Stored dataset items
---
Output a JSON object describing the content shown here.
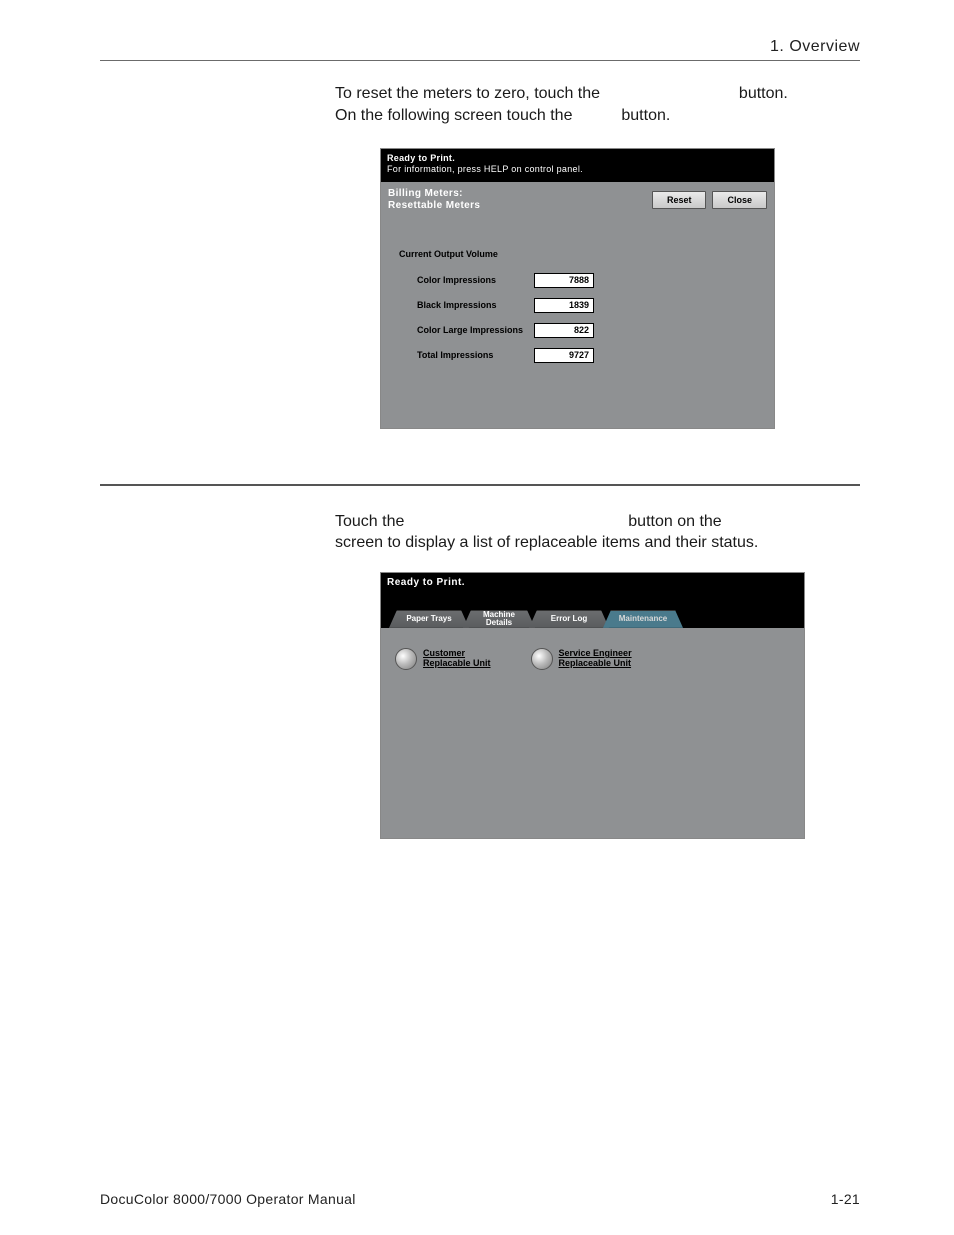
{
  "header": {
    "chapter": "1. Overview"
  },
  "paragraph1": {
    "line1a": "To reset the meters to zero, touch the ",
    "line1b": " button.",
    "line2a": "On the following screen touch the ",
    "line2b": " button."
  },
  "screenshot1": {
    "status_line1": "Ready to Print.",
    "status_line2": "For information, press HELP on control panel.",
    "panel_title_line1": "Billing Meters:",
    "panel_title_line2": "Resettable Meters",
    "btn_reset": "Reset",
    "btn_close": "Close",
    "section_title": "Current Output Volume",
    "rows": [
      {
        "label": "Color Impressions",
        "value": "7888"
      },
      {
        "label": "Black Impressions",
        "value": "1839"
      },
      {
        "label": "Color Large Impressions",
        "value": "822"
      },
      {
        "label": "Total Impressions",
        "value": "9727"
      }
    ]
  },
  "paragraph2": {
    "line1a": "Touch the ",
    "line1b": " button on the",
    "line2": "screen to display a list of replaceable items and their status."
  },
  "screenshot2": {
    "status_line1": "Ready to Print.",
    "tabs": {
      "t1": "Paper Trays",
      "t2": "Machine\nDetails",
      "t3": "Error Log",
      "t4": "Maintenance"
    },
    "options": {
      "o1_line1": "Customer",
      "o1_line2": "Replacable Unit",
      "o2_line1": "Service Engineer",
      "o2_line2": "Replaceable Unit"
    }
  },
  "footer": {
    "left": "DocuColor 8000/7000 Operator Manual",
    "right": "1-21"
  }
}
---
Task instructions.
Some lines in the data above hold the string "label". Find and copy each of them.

Solution below.
        "label": "Color Impressions",
        "label": "Black Impressions",
        "label": "Color Large Impressions",
        "label": "Total Impressions",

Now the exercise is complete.